> [YOUR GOAL]: Scan the material for the word "листи", then return every line where it appears.

═══

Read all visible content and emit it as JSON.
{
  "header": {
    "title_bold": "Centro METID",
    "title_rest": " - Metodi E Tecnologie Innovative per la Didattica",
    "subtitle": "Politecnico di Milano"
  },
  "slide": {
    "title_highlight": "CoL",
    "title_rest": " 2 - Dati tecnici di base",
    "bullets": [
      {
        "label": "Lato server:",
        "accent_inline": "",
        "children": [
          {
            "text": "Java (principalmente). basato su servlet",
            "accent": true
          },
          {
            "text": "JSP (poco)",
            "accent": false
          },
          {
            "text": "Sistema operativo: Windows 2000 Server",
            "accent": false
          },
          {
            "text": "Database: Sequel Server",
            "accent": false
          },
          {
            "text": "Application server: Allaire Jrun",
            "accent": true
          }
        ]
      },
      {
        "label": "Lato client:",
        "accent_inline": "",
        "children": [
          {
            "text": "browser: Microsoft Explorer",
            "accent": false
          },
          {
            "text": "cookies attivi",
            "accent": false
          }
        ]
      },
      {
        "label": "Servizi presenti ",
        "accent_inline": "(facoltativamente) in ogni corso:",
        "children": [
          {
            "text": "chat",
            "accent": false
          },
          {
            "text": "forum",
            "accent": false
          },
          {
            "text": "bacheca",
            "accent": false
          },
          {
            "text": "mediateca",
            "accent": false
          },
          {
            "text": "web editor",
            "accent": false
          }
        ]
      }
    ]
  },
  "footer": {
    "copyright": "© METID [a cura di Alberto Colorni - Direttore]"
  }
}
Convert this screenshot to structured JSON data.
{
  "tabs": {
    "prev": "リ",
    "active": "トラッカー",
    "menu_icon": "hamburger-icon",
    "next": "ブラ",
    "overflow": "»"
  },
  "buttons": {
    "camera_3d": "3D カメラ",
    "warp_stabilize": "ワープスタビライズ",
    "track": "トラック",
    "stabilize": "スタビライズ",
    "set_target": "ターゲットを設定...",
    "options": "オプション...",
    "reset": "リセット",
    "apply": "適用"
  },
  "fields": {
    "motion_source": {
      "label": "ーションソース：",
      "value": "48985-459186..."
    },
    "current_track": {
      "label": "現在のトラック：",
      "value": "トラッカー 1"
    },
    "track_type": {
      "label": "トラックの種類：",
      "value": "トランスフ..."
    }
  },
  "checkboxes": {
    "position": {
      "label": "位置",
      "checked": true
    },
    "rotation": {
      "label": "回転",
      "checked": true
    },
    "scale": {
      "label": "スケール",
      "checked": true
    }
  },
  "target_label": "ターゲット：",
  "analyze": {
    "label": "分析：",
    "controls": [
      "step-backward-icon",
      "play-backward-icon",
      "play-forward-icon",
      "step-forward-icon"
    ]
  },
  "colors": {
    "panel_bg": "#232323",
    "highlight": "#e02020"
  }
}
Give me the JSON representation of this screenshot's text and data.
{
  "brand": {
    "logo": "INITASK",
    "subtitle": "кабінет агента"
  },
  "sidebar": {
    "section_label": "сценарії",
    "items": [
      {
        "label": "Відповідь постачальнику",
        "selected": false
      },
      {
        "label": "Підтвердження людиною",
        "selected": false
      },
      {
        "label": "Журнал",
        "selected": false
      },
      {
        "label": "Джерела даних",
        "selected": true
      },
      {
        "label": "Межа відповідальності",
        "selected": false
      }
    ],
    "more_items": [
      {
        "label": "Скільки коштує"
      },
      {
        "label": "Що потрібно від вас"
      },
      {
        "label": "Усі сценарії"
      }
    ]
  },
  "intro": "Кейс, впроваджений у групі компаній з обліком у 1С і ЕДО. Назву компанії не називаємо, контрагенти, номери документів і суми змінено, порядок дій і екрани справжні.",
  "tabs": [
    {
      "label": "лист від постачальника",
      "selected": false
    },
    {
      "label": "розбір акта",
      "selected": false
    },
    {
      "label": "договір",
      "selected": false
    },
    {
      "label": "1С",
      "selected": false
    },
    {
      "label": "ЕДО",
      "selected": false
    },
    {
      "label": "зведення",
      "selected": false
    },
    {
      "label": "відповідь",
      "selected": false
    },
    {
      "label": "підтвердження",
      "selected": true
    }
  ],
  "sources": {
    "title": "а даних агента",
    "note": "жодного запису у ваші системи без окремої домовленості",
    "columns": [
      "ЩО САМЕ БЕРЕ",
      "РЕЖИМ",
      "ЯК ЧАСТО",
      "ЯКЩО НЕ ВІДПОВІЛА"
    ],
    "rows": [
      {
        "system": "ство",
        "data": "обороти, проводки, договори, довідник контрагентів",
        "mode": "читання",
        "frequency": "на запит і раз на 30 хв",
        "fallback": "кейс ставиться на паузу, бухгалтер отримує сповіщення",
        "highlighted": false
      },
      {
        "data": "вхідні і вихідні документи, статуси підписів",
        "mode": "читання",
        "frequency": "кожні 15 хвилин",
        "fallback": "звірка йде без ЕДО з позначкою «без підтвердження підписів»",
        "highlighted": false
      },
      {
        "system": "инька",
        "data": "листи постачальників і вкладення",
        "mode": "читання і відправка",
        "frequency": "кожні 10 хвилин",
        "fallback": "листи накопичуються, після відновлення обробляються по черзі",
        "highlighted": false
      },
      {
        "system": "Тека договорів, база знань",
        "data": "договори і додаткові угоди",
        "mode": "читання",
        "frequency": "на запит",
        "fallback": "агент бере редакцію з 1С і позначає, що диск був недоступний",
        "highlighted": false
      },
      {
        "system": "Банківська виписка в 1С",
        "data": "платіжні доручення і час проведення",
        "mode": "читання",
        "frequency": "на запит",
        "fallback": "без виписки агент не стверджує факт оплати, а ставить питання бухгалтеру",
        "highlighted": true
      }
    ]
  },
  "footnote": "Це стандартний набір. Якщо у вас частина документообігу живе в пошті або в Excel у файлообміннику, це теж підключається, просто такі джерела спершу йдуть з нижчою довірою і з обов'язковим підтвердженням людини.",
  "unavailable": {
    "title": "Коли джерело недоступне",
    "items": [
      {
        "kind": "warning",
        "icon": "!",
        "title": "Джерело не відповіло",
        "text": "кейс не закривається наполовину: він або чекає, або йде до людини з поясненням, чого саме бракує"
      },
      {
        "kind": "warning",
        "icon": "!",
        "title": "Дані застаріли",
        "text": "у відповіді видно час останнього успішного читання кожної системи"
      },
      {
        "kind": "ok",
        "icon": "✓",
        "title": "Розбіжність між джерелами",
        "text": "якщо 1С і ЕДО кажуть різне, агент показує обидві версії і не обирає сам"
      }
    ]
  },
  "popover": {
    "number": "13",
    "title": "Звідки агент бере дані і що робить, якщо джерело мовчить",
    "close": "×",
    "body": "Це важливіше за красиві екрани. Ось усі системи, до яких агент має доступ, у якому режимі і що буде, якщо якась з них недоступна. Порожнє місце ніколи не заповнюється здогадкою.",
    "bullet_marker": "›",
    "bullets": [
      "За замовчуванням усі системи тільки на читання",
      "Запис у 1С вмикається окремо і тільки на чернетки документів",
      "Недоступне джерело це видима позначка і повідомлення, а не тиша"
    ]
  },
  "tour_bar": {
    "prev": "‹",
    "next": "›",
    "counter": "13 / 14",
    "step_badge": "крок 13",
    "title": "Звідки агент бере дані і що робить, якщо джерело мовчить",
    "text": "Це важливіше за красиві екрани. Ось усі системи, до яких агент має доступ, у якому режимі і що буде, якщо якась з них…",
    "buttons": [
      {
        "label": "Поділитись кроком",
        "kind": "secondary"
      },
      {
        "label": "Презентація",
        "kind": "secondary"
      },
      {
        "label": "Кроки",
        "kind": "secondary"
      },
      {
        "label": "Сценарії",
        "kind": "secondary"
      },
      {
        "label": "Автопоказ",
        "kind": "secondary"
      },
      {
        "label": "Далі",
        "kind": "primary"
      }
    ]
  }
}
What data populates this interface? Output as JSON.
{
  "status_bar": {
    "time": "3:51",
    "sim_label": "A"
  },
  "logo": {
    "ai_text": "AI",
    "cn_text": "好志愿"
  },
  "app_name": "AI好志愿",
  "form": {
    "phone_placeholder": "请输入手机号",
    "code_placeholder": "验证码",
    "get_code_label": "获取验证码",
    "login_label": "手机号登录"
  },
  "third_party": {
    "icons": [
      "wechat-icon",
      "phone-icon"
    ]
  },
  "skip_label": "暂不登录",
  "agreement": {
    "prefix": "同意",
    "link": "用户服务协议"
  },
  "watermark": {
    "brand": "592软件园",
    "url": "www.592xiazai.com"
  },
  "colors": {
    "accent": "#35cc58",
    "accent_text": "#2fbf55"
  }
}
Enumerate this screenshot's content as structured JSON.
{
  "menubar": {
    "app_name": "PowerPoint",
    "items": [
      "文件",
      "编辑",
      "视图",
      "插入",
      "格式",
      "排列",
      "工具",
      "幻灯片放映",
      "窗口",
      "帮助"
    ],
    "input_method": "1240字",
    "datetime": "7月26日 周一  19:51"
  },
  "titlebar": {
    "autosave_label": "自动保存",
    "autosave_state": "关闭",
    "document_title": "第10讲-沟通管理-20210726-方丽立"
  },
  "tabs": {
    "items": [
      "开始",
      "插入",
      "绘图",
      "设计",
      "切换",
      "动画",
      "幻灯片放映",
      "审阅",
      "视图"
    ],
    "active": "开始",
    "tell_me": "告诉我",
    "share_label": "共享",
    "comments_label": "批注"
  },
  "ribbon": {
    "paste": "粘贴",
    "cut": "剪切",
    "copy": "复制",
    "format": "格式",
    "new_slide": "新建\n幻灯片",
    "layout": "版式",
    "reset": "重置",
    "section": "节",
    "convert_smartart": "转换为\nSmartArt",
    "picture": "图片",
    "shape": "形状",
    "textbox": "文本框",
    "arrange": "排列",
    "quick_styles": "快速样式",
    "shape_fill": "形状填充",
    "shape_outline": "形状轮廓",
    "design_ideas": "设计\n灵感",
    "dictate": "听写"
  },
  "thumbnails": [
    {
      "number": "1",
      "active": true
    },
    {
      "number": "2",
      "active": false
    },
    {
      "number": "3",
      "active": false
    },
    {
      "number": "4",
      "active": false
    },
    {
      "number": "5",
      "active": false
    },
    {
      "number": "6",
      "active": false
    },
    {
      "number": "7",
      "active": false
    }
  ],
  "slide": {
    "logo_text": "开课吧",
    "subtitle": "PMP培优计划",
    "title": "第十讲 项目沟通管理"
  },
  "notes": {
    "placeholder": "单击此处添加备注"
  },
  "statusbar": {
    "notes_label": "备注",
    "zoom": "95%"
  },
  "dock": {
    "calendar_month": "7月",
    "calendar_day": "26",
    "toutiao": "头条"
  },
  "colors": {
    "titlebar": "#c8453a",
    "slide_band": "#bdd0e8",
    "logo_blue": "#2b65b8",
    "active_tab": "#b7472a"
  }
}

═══

> [SOLUTION]:
        "data": "листи постачальників і вкладення",
        "fallback": "листи накопичуються, після відновлення обробляються по черзі",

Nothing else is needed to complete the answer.